# What happens when I convert a Taylor series into an integral?

Suppose we have the Taylor series of an analytic function as follows:

$$f(x) = \sum_{k=0}^\infty \frac{1}{k!} a_k x^k$$

Then I decide to (kind of) turn it into an integral:

$$g(x) = \int_0^\infty \frac{1}{\Gamma(k+1)} a(k) x^k \, dk$$

Clearly, $f(x) \neq g(x)$. But the values the two functions produce are somewhat close to each other. What's the relation between the two?

• There is a very interesting paper about some kind of similar relation but not the same you point here... In the paper is a proposal for generalize any finite sum to complex numbers. The relation you point is a known bound relation where the Riemann sums encloses the value of the integral or viceversa. – Masacroso Jul 7 '15 at 0:28
• The integral can be represented as a sum $\sum_{k=0}^\infty \left<\frac{a_k}{k!} x^k\right>$ where $\left<f(k)\right> \equiv \int_k^{k+1}f(t)dt$ is the average value of $f(t)$ over the interval $[k,k+1]$. – Winther Jul 7 '15 at 0:31

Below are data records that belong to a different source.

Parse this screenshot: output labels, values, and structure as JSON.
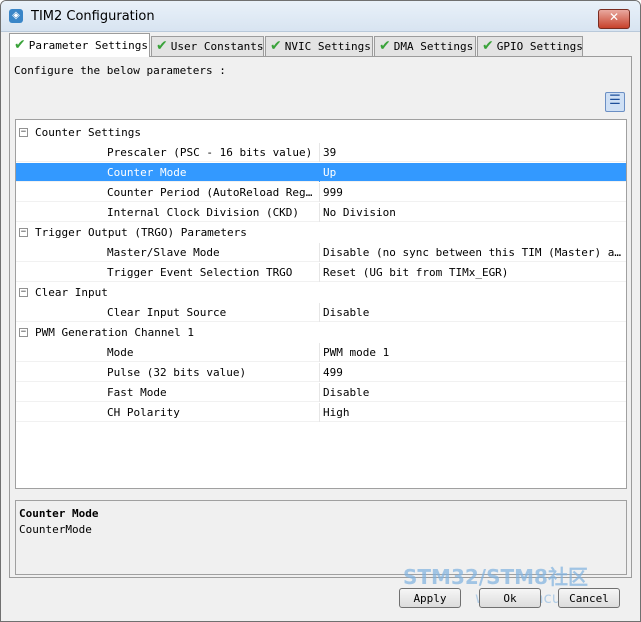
{
  "window": {
    "title": "TIM2 Configuration",
    "close_symbol": "✕"
  },
  "tabs": [
    {
      "label": "Parameter Settings",
      "active": true
    },
    {
      "label": "User Constants",
      "active": false
    },
    {
      "label": "NVIC Settings",
      "active": false
    },
    {
      "label": "DMA Settings",
      "active": false
    },
    {
      "label": "GPIO Settings",
      "active": false
    }
  ],
  "panel": {
    "instruction": "Configure the below parameters :",
    "view_icon": "list-view-icon"
  },
  "tree": {
    "groups": [
      {
        "name": "Counter Settings",
        "params": [
          {
            "name": "Prescaler (PSC - 16 bits value)",
            "value": "39"
          },
          {
            "name": "Counter Mode",
            "value": "Up",
            "selected": true
          },
          {
            "name": "Counter Period (AutoReload Regis...",
            "value": "999"
          },
          {
            "name": "Internal Clock Division (CKD)",
            "value": "No Division"
          }
        ]
      },
      {
        "name": "Trigger Output (TRGO) Parameters",
        "params": [
          {
            "name": "Master/Slave Mode",
            "value": "Disable (no sync between this TIM (Master) and ..."
          },
          {
            "name": "Trigger Event Selection TRGO",
            "value": "Reset (UG bit from TIMx_EGR)"
          }
        ]
      },
      {
        "name": "Clear Input",
        "params": [
          {
            "name": "Clear Input Source",
            "value": "Disable"
          }
        ]
      },
      {
        "name": "PWM Generation Channel 1",
        "params": [
          {
            "name": "Mode",
            "value": "PWM mode 1"
          },
          {
            "name": "Pulse (32 bits value)",
            "value": "499"
          },
          {
            "name": "Fast Mode",
            "value": "Disable"
          },
          {
            "name": "CH Polarity",
            "value": "High"
          }
        ]
      }
    ]
  },
  "description": {
    "title": "Counter Mode",
    "text": "CounterMode"
  },
  "buttons": {
    "apply": "Apply",
    "ok": "Ok",
    "cancel": "Cancel"
  },
  "watermark": {
    "line1": "STM32/STM8社区",
    "line2": "www.stmcu.org"
  },
  "colors": {
    "selection": "#3399ff",
    "check": "#3aa33a"
  }
}
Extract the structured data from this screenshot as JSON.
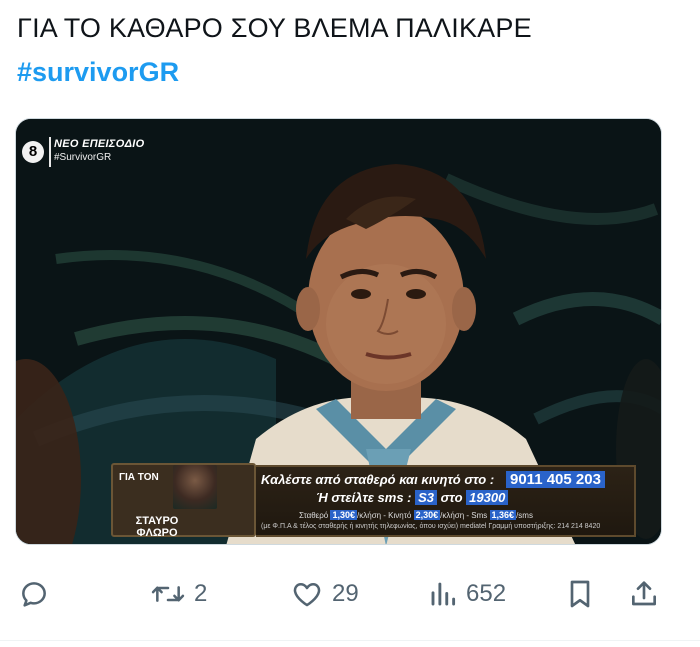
{
  "tweet": {
    "text": "ΓΙΑ ΤΟ ΚΑΘΑΡΟ ΣΟΥ ΒΛΕΜΑ ΠΑΛΙΚΑΡΕ",
    "hashtag": "#survivorGR"
  },
  "media": {
    "channel_logo": "8",
    "episode_label": "ΝΕΟ ΕΠΕΙΣΟΔΙΟ",
    "channel_hashtag": "#SurvivorGR",
    "lower_third": {
      "for_label": "ΓΙΑ ΤΟΝ",
      "name_line1": "ΣΤΑΥΡΟ",
      "name_line2": "ΦΛΩΡΟ",
      "call_text": "Καλέστε από σταθερό και κινητό στο :",
      "phone_number": "9011 405 203",
      "sms_prefix": "Ή στείλτε sms :",
      "sms_code": "S3",
      "sms_to": "στο",
      "sms_number": "19300",
      "cost_fixed_label": "Σταθερό",
      "cost_fixed": "1,30€",
      "cost_fixed_unit": "/κλήση - Κινητό",
      "cost_mobile": "2,30€",
      "cost_mobile_unit": "/κλήση - Sms",
      "cost_sms": "1,36€",
      "cost_sms_unit": "/sms",
      "legal": "(με Φ.Π.Α & τέλος σταθερής ή κινητής τηλεφωνίας, όπου ισχύει) mediatel Γραμμή υποστήριξης: 214 214 8420"
    }
  },
  "actions": {
    "replies_icon": "reply-icon",
    "retweets_icon": "retweet-icon",
    "retweets": "2",
    "likes_icon": "heart-icon",
    "likes": "29",
    "views_icon": "views-icon",
    "views": "652",
    "bookmark_icon": "bookmark-icon",
    "share_icon": "share-icon"
  },
  "colors": {
    "hashtag": "#1d9bf0",
    "action_icon": "#536471",
    "lower_third_highlight": "#2a63c9"
  }
}
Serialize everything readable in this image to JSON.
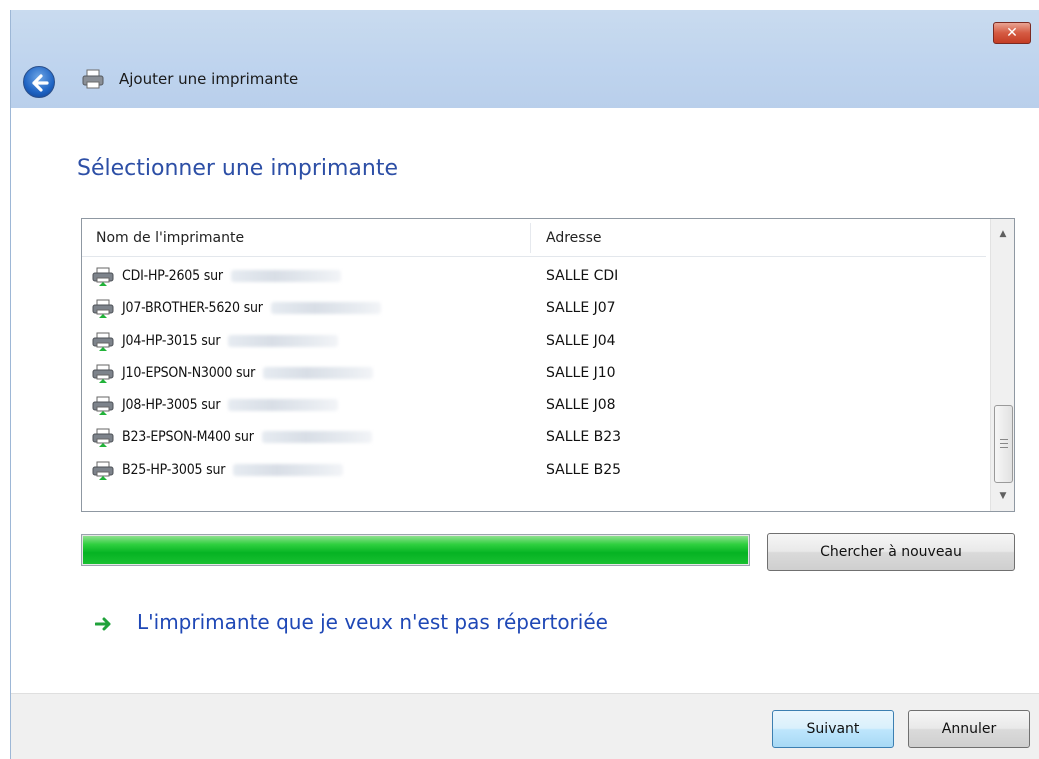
{
  "window": {
    "title": "Ajouter une imprimante",
    "close_label": "✕"
  },
  "page": {
    "title": "Sélectionner une imprimante"
  },
  "list": {
    "columns": [
      "Nom de l'imprimante",
      "Adresse"
    ],
    "rows": [
      {
        "name": "CDI-HP-2605 sur",
        "address": "SALLE CDI"
      },
      {
        "name": "J07-BROTHER-5620 sur",
        "address": "SALLE J07"
      },
      {
        "name": "J04-HP-3015 sur",
        "address": "SALLE J04"
      },
      {
        "name": "J10-EPSON-N3000 sur",
        "address": "SALLE J10"
      },
      {
        "name": "J08-HP-3005 sur",
        "address": "SALLE J08"
      },
      {
        "name": "B23-EPSON-M400 sur",
        "address": "SALLE B23"
      },
      {
        "name": "B25-HP-3005 sur",
        "address": "SALLE B25"
      }
    ],
    "scrollbar_position": 0.75
  },
  "progress": {
    "value": 1.0,
    "color": "#06b323"
  },
  "buttons": {
    "search_again": "Chercher à nouveau",
    "next": "Suivant",
    "cancel": "Annuler"
  },
  "link": {
    "text": "L'imprimante que je veux n'est pas répertoriée",
    "icon": "green-arrow-icon"
  },
  "colors": {
    "title_blue": "#2d4fa6",
    "link_blue": "#1f48b6",
    "progress_green": "#06b323"
  }
}
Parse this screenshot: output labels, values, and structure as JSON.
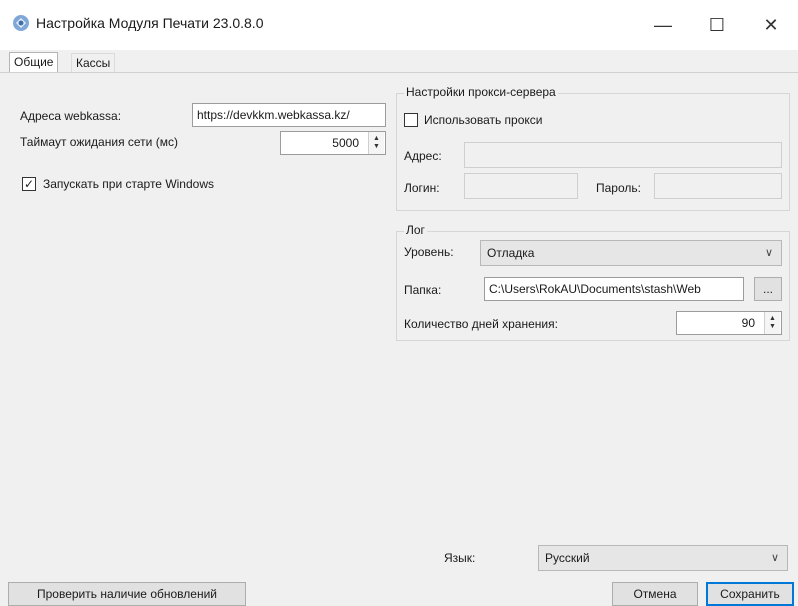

I think you can use the Abel's summation formula to get the equality between the two functions as it allows us to transform a series to integral.

I'm assuming that you define $a(k)=a_{[k]}$, where $[k]$ is the floor function. You could similarly define it with a ceiling function and the answer should remain the same. First review the statement and proof of the integral test.

The gamma function is strictly increasing in $k$, and lets assume $a_kx^k/k!$ is decreasing (it has to go to zero regardless), so in this case we get something like:

$$f(x)-a_0=\sum_{k\geq 1}\frac{a_k}{k!}x^k\leq \int_0^\infty \frac{a(k)}{\Gamma(k+1)}x^kdk \leq \sum_{k\geq 0} \frac{a_k}{k!}x^k=f(x).$$

Note that if the terms are not monotonically decreasing then you'll get considerably more deviation.

Be care with the $a_0$ term. If $a_0=0$ for example, then by our monotonicity assumption this would mean all other terms are zero. So if you want to correct for this, you need to further offset the sum to do the integral/sum comparision.

I believe that the summation is an approximation for the integral. Basically, the summation only counts up in whole number increments. The integral counts all values between these numbers all the way up to infinity. This means that the sum will approximate the integral.

Here's a visual representation: The sum is the summation of the areas of all the green rectangle. The integral is the area under the curve. That's why the two values are similar but not the same.